I do have regrets. I’ve made mistakes. Anyone that says they haven’t is either lying or lacking self-awareness. I’ve made so many mistakes I can’t count or remember them all. Some were huge and I’ll never forget. Some will haunt me until I die. I always try to learn from them though. My biggest regrets are the times I’ve hurt people. People that didn’t deserve to be hurt. It’s not always unavoidable, but often it is. It just takes a little more effort. A little patience. Empathy. Don’t automatically react. Take a moment. On the internet that’s easy. You have time. It’s not rapid fire face to face interaction. Wait a second. Is what you’re about to type necessary? Are you just being an asshole? If so, does that serve a purpose? Sometimes, quite honestly, it does. Fighting fire with fire, so to speak. Often it’s not, and taking a moment can turn what will probably be a giant flame war in to a reasonable conversation. What are some other things you could say that will make the person you’re speaking to take a moment as well. Provoke their mind to kick in if you see their heart leading the way, or vice versa. You will absolutely find that many people are reasonable, and they respond to a reasonable approach. It comes down to this. You can either throw gasoline or water on a fire. In the end, the latter is almost always better.

 

Now, don’t get me wrong. Sometimes you can’t reason with people. That seems to be the case much more often online than offline. (S)Kids, like the asshats you see trying their damndest to burn the world down are generally walls. They won’t listen to you. They can’t be reasoned with. Ignore them if you can. If they make that difficult, well…. that’s a whole other topic 😉

 

There is always a thought process that things on the internet aren’t real. They’re not important. You can always unplug, after all.

  • “Don’t get mad on the internet…”
    “Don’t let them get to you…”
    “It’s just words on a screen…”

 

To a large extent, those things are true, but feelings cloud logic. The biggest lie people tell themselves is that it’s not real. It really is. That’s a real person you’re talking to. They have a real life. That really needs to be drilled in to people’s heads on the internet. You’re looking at text on a screen, but it’s a person typing it. Just as you are. You need to always act the way you would if that person was standing right in front of you. You need to empathize.

 

Think about what they’re saying. I don’t care how ridiculous you may think it is. Think about it. THEN and ONLY then, should you respond. If you’ve decided, using your heart AND your mind, that the only response is to pick apart their point of view like a Jenga tower and then gleefully skip away while the rotting corpse of their argument is steaming on the ground, so be it. As long as you do it for what you believe is the right reason, and not just a reaction.

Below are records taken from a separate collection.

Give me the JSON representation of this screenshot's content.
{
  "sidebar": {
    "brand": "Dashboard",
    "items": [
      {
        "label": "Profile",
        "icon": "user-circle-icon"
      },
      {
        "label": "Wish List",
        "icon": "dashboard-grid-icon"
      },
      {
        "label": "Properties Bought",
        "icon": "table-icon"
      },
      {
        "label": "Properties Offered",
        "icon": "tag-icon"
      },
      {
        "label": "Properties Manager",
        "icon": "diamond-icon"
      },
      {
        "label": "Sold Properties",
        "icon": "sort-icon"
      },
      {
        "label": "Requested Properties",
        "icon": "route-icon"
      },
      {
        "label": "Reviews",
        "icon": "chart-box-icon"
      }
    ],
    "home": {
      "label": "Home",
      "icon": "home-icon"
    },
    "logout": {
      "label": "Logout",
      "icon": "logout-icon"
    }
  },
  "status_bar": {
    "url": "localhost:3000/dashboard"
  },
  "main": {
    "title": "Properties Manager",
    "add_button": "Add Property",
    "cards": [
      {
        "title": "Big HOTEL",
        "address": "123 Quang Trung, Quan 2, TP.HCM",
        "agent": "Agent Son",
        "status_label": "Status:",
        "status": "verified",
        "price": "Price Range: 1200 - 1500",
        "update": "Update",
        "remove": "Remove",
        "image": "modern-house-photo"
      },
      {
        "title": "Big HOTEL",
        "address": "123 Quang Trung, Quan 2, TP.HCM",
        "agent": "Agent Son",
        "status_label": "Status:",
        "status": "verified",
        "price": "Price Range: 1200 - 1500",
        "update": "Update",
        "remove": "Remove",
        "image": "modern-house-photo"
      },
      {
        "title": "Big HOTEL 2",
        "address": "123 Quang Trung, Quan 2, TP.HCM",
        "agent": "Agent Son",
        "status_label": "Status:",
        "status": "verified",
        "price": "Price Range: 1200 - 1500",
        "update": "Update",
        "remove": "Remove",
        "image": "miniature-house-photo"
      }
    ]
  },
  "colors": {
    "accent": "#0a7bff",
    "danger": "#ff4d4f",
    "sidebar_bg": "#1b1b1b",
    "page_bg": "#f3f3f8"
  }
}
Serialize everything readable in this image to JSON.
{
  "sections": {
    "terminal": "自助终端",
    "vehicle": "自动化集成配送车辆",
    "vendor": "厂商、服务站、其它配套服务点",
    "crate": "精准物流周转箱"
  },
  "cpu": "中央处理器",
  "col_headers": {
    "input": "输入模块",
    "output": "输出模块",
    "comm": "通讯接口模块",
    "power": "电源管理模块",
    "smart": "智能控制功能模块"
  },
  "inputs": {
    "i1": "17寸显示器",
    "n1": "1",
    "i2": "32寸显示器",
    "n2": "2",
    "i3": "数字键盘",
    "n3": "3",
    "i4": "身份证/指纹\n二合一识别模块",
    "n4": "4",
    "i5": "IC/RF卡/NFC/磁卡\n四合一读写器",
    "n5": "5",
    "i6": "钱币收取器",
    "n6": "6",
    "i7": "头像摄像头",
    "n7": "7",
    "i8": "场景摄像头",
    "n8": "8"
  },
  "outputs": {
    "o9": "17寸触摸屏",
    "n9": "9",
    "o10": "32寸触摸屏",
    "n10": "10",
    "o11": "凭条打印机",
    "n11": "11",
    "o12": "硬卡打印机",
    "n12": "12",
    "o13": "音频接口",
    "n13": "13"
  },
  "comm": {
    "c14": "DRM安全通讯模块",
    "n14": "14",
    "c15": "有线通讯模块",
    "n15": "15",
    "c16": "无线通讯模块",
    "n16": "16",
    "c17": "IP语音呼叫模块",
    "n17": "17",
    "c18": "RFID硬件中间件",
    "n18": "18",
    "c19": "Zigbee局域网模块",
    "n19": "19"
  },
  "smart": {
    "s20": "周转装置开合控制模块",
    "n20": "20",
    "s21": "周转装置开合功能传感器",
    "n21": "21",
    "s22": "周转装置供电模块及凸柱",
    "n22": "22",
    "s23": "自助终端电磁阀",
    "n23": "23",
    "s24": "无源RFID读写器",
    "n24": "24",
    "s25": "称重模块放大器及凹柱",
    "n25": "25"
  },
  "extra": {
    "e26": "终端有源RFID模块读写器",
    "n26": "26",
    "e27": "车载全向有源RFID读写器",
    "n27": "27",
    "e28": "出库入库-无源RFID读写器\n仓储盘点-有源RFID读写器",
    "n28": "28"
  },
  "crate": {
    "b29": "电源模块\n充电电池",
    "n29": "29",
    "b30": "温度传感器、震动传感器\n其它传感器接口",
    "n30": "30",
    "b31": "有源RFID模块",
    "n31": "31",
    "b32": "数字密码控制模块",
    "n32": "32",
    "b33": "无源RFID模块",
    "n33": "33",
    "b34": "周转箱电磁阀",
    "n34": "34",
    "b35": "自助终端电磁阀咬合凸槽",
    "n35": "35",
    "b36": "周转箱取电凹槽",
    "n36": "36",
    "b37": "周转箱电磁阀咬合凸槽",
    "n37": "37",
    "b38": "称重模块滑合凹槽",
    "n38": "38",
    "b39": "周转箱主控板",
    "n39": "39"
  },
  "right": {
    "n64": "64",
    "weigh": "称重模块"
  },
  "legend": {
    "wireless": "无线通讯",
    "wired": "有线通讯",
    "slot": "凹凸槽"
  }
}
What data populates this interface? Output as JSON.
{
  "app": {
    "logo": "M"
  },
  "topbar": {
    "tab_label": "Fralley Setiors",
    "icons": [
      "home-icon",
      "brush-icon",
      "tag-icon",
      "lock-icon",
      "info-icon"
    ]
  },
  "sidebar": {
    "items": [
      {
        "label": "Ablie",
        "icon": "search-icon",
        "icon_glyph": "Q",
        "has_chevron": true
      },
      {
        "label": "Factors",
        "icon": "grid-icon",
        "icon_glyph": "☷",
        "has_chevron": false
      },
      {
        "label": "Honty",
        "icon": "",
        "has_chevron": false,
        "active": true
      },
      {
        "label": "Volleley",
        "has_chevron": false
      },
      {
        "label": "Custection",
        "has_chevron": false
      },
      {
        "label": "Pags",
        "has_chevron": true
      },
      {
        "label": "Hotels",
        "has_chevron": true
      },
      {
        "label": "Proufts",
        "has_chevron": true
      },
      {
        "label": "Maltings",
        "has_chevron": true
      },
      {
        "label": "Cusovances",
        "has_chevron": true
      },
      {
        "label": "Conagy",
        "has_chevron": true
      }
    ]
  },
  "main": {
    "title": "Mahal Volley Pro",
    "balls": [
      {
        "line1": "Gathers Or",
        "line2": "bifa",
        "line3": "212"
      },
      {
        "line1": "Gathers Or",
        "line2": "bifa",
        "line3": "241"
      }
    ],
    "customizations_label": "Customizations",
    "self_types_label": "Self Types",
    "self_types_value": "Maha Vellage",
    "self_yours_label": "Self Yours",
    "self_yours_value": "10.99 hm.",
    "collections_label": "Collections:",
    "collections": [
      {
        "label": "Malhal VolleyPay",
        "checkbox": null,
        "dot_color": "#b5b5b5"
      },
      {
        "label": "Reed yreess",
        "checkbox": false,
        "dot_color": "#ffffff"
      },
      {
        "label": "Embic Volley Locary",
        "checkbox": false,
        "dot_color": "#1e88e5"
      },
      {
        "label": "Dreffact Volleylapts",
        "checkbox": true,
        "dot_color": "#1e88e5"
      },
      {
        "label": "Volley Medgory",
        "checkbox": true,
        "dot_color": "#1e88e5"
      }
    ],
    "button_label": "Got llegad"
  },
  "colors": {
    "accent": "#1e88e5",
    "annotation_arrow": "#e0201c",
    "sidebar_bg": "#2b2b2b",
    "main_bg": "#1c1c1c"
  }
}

That is all.

Kronkyal Jones (@Kronykal)

 

"There's an unequal amount of good and bad in most things. The trick is to figure the ratio and act accordingly." ~ Jester   Copyright © CounterSocial. All Rights Reserved